The Western Mediterranean
A cruise to the western Mediterranean sector is everything a real traveller dreams of: Taking walking tours of quaint and winding cobbled streets, enjoying the balmy climate of the Mediterranean cities and villages on the cruise’s port-stops, where the air is scented with lavender and brightly decorated al fresco restaurants offering a mix of Spanish, French and Italian cuisine beckon gourmands to come sample local foods are just some of the highlights offered by Western Mediterranean cruises.
A typical Mediterranean cruise season starts in April and ends in October, thus enabling passengers to sail either during the sublime European summer or during the high-revelry months of July-August, when sun-seekers from the northern hemisphere hit these beautiful shores in large numbers, depending on the personality of the traveller.
However, it must be mentioned that the standard Western Mediterranean cruise typically begins in the far West (think Lisbon, situated on the Portuguese coast) and extends to Venice, located on the eastern coast of Italy. Among the biggest draws of this beautiful cruise region are the glitzy resort towns that large luxury liners can enter easily, namely Capri, Nice, Marseille, Cannes, Monaco and Amalfi, in addition to cities made famous by Hollywood movies, like Casablanca, Naples, Barcelona, Venice and Genoa.
For those choosing to combine a land and sea journey on this cruise sector, must-visit shore excursions or even over-night stays include the chic town of Portofino, where the shorefront is neatly lined with colourful villas, lush vegetation on the rising hillsides and along the picturesque valleys, visit to the San Giorgio fortress and local vino sampling with olive tasting opportunities at the harbour cafes dotting the streets.

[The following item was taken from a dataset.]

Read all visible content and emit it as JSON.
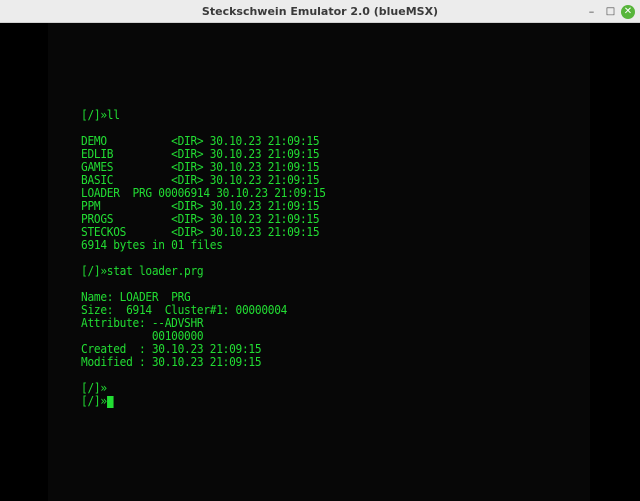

Valletta in Malta and Ajaccio in Corsica are two other must-visit port stops on the Western Mediterranean cruise, especially for those that love history and culture. The former is a 16th century city built like a fort, replete with stone streets from a bygone era where the Knights of St John were housed. Visitors can view the Palace of the Grand Knights, take photographs of the grand Baroque architecture and savour the delights of Italian-Maltese cuisine. In Ajaccio, the birthplace of Napolean where a museum is named after him, cruise passengers can delight in roaming the quaint pastel-tinted French resort town on foot or by cycle, visiting a magnificent citadel, cathedral and sandy beaches, lounge at the waterfront boulevard, tasting local eats at the various cafes and restaurants and come back to their luxury liner with tasty Corsican cheese available at the daily market to view a spectacular sun-set from their decks.
Pick of the Ships
Braemar: Fred. Olsen's' tastefully-decorated ship offers a high level of comfort and a very British style of cruise. Conveniently, her Mediterranean itineraries operate round-trip from Dover, eliminating the need for return flights to the Med from London - a particularly wise move during the 2004 Athens Olympics. A 14-night cruise on September 7 calls at Almeria, Spain; Ajaccio, Corsica; Toulon, France; Barcelona; Cadiz, Spain; and Lisbon.
Costa Romantica: Costa Cruises' chic, 4-star ships lend an authentic Italian flavour to Mediterranean cruising. A 10-night Iberia Morocco round-trip cruise on this dazzling, newly refurbished ship departs Savona (on Italy's Ligurian coast) on September 10, calling at Barcelona; Alicante, Spain; Lisbon; Cadiz, Spain; Casablanca, Morocco; Gibraltar and Malaga.
Star Clipper: This 4-star, four-masted luxury sailing ship is by far the most romantic way to explore the Mediterranean. It is large enough for two pools, a library, piano lounge and indoor/outdoor bar but small enough to slip into secluded bays that larger ships miss out on. A 7-night round-trip Tyrrhenian cruise departs Cannes in September, calling at the French island of Porquerolles; Costa Smeralda, Sardinia; Bonifacio and Calvi, Corsica; and St Tropez.